* _WHAT IS REQUIRED_
Report every line in the listing that contains the string "summary".

* _MATERIALS PROVIDED_
• • • •

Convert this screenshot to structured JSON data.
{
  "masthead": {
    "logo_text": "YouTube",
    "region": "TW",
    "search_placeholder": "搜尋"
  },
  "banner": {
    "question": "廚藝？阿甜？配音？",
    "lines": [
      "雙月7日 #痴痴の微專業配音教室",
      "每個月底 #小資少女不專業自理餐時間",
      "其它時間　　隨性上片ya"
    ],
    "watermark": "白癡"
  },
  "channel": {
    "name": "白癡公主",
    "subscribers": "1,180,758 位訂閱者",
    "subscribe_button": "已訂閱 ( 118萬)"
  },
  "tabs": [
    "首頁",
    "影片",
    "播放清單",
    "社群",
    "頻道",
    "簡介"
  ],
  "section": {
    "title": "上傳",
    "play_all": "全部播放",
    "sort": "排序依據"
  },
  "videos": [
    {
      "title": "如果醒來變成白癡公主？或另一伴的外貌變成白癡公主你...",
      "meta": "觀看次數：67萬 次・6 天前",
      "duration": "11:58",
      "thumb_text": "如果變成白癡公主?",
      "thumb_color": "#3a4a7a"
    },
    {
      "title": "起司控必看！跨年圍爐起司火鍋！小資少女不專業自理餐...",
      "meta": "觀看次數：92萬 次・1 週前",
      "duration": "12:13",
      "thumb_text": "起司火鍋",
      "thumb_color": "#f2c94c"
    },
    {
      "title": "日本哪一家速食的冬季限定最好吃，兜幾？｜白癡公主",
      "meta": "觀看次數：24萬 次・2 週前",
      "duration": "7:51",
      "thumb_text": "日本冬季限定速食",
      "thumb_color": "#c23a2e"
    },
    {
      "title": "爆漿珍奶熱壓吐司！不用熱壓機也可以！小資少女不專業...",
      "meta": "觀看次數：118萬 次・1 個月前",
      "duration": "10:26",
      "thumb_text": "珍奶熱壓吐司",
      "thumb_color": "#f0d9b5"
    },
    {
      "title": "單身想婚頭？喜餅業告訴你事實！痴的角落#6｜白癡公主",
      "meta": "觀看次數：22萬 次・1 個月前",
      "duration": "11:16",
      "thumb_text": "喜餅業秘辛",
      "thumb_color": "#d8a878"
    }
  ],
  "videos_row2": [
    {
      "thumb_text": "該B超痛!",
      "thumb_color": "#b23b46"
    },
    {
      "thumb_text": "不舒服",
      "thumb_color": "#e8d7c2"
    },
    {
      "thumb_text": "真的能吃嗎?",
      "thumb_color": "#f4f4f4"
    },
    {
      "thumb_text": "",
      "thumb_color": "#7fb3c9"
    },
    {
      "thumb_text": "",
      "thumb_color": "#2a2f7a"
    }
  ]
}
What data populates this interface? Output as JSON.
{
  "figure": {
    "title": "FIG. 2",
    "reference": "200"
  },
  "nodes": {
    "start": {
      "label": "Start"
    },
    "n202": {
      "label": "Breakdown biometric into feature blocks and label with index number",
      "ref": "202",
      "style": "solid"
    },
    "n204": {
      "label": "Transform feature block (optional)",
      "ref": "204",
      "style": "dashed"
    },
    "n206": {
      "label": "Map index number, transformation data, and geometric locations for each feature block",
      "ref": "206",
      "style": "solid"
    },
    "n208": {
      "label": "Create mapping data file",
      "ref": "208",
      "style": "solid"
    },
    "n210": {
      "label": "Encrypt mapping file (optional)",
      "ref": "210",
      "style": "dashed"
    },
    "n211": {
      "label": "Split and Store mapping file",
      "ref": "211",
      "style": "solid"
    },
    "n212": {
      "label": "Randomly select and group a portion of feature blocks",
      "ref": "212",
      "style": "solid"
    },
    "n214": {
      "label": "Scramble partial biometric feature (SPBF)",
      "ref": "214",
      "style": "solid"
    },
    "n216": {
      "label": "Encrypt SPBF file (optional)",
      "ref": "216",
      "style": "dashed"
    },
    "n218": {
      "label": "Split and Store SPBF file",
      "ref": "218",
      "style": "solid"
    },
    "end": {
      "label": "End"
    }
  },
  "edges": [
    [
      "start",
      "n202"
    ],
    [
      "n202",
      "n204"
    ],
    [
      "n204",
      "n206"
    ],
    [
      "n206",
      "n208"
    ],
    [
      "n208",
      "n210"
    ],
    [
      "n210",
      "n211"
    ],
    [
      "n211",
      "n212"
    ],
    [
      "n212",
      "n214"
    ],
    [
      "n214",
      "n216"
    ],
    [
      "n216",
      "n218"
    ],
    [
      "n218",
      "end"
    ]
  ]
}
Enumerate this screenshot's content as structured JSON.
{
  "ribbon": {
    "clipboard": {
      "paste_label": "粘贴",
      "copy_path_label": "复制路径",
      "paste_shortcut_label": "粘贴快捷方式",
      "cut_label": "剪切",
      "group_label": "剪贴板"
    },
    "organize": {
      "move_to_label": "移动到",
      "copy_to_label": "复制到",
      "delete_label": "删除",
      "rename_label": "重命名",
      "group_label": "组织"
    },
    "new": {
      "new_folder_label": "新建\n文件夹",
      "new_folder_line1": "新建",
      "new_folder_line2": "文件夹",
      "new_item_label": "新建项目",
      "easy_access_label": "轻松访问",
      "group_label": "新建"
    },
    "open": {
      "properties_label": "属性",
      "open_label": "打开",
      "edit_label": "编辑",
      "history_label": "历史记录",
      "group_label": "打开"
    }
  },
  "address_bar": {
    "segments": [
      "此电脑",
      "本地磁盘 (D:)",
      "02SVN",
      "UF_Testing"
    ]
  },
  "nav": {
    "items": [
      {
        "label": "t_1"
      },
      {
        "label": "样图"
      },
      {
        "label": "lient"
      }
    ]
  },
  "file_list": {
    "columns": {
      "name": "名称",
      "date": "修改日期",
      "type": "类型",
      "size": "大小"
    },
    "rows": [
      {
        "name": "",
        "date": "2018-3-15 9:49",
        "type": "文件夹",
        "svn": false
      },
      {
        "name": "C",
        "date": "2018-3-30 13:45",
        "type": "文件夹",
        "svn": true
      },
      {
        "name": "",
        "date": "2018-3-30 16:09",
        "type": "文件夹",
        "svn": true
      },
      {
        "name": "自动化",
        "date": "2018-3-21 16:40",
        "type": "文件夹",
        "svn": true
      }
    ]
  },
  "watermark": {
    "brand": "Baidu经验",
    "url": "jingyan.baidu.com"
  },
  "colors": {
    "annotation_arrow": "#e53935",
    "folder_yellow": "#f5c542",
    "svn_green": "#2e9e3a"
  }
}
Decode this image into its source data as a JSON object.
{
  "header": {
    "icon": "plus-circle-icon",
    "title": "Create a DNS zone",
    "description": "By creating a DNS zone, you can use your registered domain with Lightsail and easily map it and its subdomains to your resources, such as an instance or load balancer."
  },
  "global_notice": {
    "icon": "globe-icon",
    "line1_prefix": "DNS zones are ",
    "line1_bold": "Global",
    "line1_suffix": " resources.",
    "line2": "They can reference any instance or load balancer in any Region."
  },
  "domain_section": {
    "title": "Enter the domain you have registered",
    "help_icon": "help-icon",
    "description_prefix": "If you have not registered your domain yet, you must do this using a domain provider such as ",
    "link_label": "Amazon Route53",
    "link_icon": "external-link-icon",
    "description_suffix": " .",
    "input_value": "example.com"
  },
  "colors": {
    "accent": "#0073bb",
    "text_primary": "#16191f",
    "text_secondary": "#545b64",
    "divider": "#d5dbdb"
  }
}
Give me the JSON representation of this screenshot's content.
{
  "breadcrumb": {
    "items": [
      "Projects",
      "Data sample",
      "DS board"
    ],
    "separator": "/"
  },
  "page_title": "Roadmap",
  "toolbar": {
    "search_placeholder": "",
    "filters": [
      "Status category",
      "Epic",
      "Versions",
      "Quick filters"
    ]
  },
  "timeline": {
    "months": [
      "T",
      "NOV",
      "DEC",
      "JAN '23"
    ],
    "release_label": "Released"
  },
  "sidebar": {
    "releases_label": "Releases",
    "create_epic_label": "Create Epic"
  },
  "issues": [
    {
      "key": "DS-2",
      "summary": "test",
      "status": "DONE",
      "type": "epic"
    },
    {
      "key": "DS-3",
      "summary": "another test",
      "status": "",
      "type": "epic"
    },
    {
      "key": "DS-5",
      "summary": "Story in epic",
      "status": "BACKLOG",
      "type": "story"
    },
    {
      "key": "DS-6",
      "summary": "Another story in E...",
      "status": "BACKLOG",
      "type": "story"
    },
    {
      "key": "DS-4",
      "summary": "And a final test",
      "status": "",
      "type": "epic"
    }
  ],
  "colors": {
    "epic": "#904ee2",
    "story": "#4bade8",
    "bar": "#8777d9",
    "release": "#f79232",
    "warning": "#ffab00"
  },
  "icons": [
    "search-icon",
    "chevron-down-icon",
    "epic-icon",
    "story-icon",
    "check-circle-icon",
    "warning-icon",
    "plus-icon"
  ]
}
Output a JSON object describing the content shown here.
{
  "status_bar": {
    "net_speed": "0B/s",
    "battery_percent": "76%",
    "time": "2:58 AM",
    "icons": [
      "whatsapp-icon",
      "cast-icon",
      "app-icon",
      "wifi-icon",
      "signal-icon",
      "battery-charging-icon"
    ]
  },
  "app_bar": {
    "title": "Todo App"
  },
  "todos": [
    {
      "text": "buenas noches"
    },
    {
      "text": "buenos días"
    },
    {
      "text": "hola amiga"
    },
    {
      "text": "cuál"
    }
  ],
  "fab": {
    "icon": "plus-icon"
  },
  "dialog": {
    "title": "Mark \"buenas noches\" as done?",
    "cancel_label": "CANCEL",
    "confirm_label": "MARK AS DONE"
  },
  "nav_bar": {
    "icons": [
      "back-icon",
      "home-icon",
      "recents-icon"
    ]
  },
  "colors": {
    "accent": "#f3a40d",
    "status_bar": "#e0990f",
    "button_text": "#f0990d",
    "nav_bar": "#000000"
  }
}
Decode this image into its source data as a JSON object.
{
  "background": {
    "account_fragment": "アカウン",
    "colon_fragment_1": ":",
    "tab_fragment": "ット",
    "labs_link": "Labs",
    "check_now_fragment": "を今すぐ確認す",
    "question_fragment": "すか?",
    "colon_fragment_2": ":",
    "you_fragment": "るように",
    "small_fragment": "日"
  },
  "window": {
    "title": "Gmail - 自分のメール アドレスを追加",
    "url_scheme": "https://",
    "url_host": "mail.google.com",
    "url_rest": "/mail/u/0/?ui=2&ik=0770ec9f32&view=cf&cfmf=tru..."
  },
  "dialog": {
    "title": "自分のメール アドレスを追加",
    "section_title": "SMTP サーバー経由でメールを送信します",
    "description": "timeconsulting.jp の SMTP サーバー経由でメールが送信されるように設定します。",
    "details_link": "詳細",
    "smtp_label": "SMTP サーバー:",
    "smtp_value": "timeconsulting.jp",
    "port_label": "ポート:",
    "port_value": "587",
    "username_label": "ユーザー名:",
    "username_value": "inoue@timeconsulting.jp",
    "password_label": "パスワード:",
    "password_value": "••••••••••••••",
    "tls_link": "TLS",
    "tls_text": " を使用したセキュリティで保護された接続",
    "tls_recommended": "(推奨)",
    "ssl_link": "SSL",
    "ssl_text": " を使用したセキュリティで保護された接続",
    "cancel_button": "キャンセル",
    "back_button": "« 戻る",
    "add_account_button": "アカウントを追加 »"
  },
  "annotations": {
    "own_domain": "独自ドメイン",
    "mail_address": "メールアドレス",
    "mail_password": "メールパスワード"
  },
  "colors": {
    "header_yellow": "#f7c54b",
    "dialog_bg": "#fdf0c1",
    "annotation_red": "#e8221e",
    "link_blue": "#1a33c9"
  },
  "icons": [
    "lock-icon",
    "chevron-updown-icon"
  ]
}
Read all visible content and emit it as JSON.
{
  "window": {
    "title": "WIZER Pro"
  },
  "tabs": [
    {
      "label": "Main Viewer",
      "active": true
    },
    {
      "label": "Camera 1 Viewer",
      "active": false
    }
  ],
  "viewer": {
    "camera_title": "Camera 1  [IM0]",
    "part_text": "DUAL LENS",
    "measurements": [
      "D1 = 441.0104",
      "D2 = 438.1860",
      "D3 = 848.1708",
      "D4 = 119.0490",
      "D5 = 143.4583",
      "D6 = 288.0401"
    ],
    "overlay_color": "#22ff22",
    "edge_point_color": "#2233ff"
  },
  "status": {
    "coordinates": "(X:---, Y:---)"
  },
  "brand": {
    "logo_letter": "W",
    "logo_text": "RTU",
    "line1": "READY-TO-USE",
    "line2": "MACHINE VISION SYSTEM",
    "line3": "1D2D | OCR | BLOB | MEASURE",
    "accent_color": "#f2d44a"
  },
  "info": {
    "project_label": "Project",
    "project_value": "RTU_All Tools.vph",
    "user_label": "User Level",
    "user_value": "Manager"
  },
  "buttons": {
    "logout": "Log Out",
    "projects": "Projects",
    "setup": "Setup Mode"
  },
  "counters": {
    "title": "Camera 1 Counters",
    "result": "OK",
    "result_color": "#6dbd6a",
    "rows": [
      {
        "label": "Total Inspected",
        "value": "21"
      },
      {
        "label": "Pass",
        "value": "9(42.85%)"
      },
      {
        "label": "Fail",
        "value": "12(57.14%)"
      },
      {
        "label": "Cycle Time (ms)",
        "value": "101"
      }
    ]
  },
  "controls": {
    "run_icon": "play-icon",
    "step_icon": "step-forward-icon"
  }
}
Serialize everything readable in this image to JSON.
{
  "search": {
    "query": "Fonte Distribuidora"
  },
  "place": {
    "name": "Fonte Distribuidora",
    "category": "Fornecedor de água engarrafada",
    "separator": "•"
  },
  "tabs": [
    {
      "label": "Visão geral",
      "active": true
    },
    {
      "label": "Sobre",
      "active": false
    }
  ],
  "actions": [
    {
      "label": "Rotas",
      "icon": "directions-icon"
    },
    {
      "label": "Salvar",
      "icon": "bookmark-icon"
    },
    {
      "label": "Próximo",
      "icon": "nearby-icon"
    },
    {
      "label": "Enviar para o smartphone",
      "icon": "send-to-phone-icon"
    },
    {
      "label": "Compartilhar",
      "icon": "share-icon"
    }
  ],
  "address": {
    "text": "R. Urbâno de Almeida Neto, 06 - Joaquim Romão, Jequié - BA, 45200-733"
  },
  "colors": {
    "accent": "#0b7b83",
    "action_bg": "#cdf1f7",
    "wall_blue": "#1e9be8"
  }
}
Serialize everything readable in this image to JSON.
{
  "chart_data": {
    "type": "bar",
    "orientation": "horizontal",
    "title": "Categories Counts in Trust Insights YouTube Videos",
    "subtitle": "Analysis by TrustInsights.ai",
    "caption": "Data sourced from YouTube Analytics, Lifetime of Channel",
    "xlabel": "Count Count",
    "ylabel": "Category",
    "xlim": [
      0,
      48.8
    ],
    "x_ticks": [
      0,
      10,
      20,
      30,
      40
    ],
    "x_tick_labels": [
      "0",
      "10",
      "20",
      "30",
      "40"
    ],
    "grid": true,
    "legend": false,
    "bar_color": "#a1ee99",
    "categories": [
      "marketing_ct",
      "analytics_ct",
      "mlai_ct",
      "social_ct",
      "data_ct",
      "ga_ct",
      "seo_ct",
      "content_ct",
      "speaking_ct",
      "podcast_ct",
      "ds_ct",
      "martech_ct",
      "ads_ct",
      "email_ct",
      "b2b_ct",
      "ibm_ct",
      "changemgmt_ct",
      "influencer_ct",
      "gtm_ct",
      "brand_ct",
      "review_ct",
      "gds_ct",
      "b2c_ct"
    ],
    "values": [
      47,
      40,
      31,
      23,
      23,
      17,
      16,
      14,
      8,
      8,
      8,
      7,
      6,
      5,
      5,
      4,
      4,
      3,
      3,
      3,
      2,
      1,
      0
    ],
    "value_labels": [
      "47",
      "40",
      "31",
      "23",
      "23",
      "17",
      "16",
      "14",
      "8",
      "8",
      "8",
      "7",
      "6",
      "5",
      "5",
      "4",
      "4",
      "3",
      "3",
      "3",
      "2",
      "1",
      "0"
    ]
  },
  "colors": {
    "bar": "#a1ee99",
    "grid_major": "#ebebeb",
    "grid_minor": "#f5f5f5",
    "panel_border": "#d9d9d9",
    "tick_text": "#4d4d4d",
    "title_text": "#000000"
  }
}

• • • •

* _ANSWER_
      "summary": "test",
      "summary": "another test",
      "summary": "Story in epic",
      "summary": "Another story in E...",
      "summary": "And a final test",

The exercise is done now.